Book Review: "Human Development: A Life-Span View, 8th Edition, by Robert V. Kail and John C. Cavanaugh. Boston, MA. Cengage Learning, 2018"

Author: Reginald Smith

  1. Overview of the Content

The purpose of the book Human Development: A Life-Span View is to understand human development across the entire lifespan. The book provides rich research in the way humans think through experiences encountered in people’s lives with each chapter empowering students, teachers or anyone who reads this book to have a better understanding of their self.

  1. Evaluation of the Book

The authors Robert V. Kail and John C. Cavanaugh did a great job writing this book. Reading this book has helped me understand my own development better. The beginning of the book engages the reader to learn more about his or her self through the different developmental theories presented in chapter one. The authors organized this book carefully and in a way to discuss human development from birth to death. The book is broken down into four parts. Each part represents an aspect of human life.

The book breaks down each section of the book into four parts. There are five chapters to each part. The first part discusses the development of a child from birth to the end of early childhood. The second part of the book discusses the development of a child in elementary school until the end of adolescents. The third part of the book discusses the human development from young adulthood in to the middle adulthood. The last part of the book details the period in life of a person’s late adulthood.

The most noticeable theory used in the book to me was the Eight Stages of Psychosocial Development in Erikson’s Theory (p.13). This is because each part of the book represents a different stage in human development. I believe that the authors wrote this book because they wanted to show a connection to how we function as humans at different stages in life. They elaborate on the circumstances that can impact us positively and negatively though out the book and give concrete examples of how we are affected. The book makes many statements that it backs up through examples and research. An example used is a young person searching for an identity. The book speculates how the child could be so overwhelmed about finding an identity that he may not search for one. Another child is given an identity by his parents. A child can have multiple identities they are searching for or the child may already have identified an identity (p. 291).

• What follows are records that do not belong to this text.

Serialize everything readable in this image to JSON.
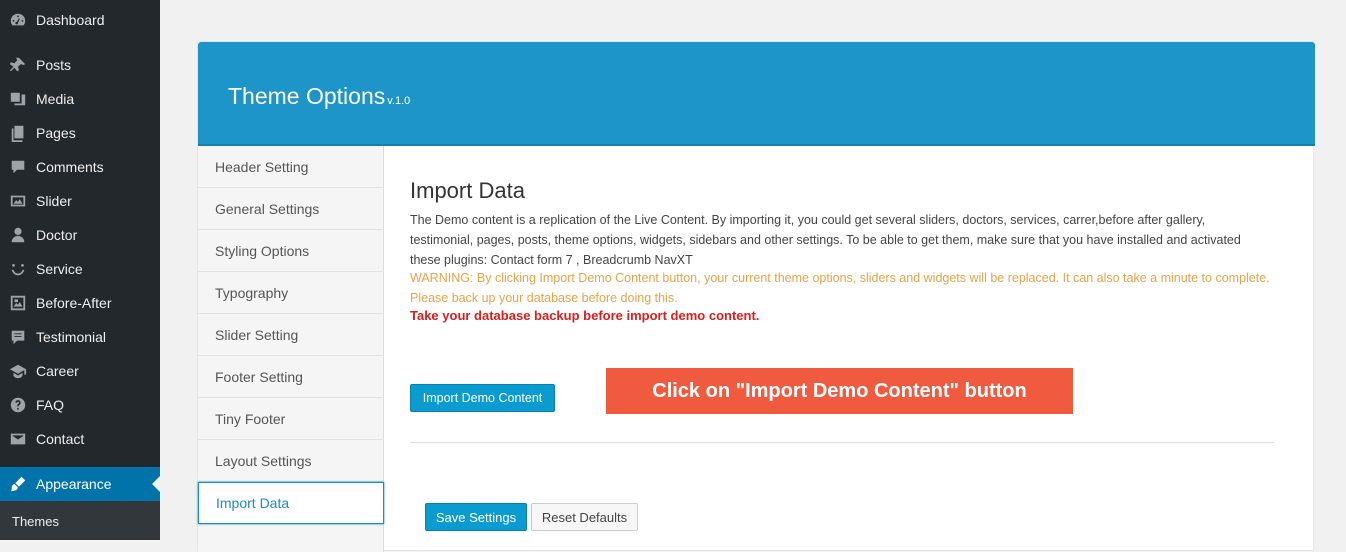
{
  "sidebar": {
    "items": [
      {
        "label": "Dashboard",
        "icon": "dashboard-icon"
      },
      {
        "label": "Posts",
        "icon": "pin-icon"
      },
      {
        "label": "Media",
        "icon": "media-icon"
      },
      {
        "label": "Pages",
        "icon": "pages-icon"
      },
      {
        "label": "Comments",
        "icon": "comment-icon"
      },
      {
        "label": "Slider",
        "icon": "slider-icon"
      },
      {
        "label": "Doctor",
        "icon": "person-icon"
      },
      {
        "label": "Service",
        "icon": "smile-icon"
      },
      {
        "label": "Before-After",
        "icon": "gallery-icon"
      },
      {
        "label": "Testimonial",
        "icon": "testimonial-icon"
      },
      {
        "label": "Career",
        "icon": "graduation-icon"
      },
      {
        "label": "FAQ",
        "icon": "help-icon"
      },
      {
        "label": "Contact",
        "icon": "mail-icon"
      },
      {
        "label": "Appearance",
        "icon": "brush-icon"
      }
    ],
    "submenu": [
      "Themes"
    ]
  },
  "panel": {
    "title": "Theme Options",
    "version": "v.1.0"
  },
  "tabs": [
    "Header Setting",
    "General Settings",
    "Styling Options",
    "Typography",
    "Slider Setting",
    "Footer Setting",
    "Tiny Footer",
    "Layout Settings",
    "Import Data"
  ],
  "content": {
    "title": "Import Data",
    "description": "The Demo content is a replication of the Live Content. By importing it, you could get several sliders, doctors, services, carrer,before after gallery, testimonial, pages, posts, theme options, widgets, sidebars and other settings. To be able to get them, make sure that you have installed and activated these plugins: Contact form 7 , Breadcrumb NavXT",
    "warning": "WARNING: By clicking Import Demo Content button, your current theme options, sliders and widgets will be replaced. It can also take a minute to complete. Please back up your database before doing this.",
    "backup_note": "Take your database backup before import demo content.",
    "import_button": "Import Demo Content",
    "callout": "Click on \"Import Demo Content\" button",
    "save_button": "Save Settings",
    "reset_button": "Reset Defaults"
  },
  "colors": {
    "sidebar_bg": "#23282d",
    "accent": "#0073aa",
    "header_blue": "#1e95c9",
    "warning": "#e8a34a",
    "danger": "#dd1c1c",
    "callout": "#f05b40"
  }
}
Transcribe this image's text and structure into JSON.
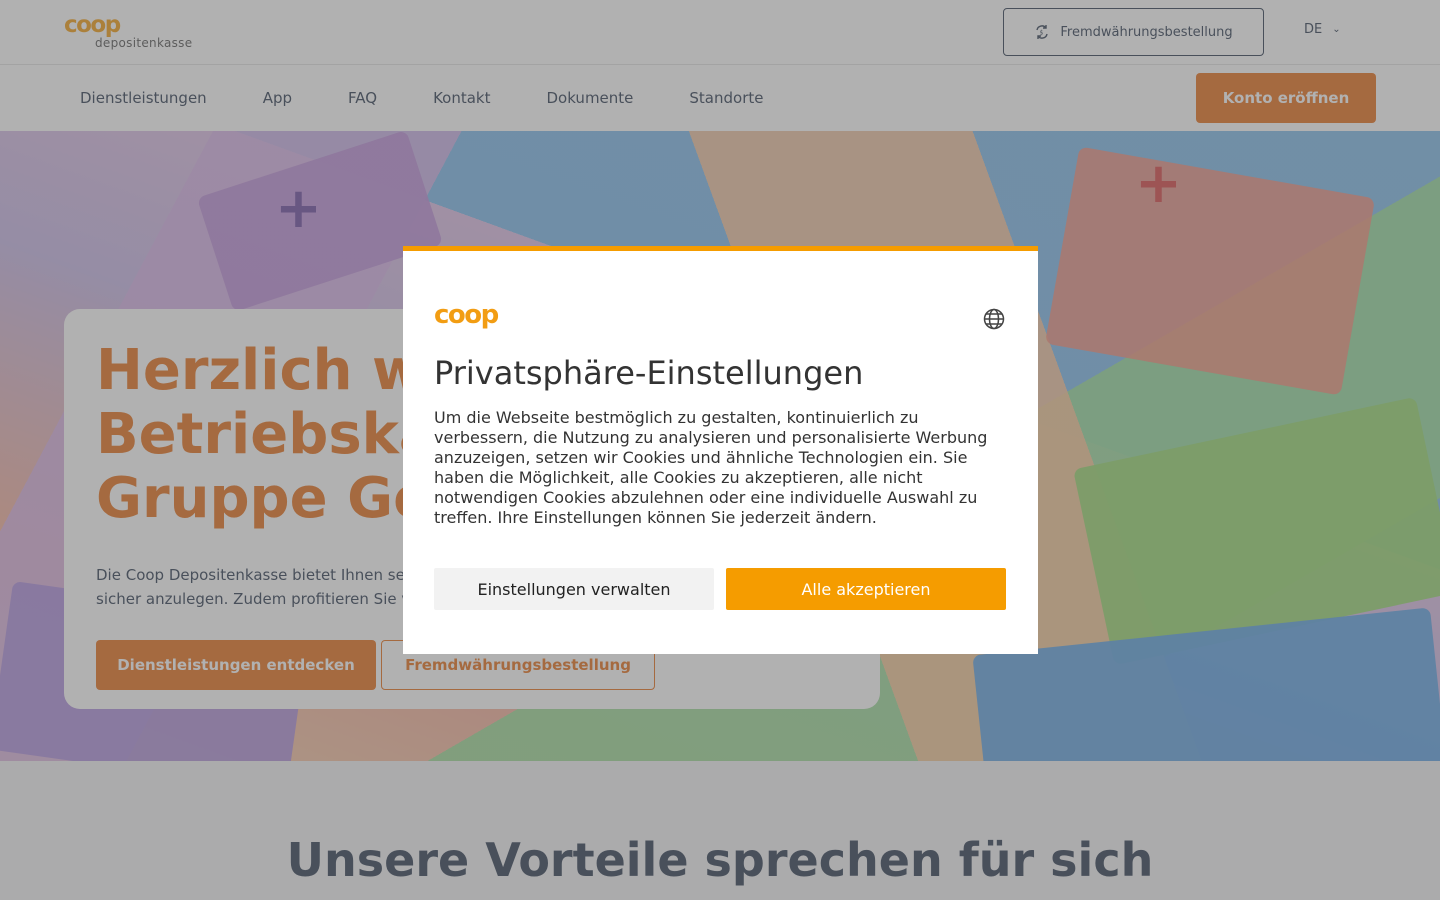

The book evenly touches on race and gender in throughout each chapter of the book. In chapter seven the book discusses the connections a child makes with friends and connecting with other people and how they are drawn more to those who are males or females depending on the sex and they will more than likely make friends with those who are the same color they are (p. 244). The book also makes references to how other races coup with stressors such as loss in the family where a White person has a higher rate of pass on if their partner has passed compared to an African American whose rate stays the same (p. 523).

All statements listed in the book are backed up through research and lived experiences from individuals who have lived this experience. The author shows clear indicators of self-reflective awareness through giving quick questions at the end of each section in the chapter to check your knowledge and providing a summary of each section at the end of every chapter. The book is packed full of useful information to understand the way humans behave and gives us the knowledge to understand where the child is in the developmental phase of his or her life.

  1. Recommendation

I recommend anyone who is interested in learning about themselves and their families read this book. This is a powerful teaching tool that tells the story of people’s lives. The book can help shed light on the way other people behave no matter what stage in life a person is at.

 

Reference

McLeod, S. (2018). “Erik Erikson’s Stages of Psychosocial Development”. Simplypsychology. Retrieved October 14th from https://www.simplypsychology.org/Erik-Erikson.html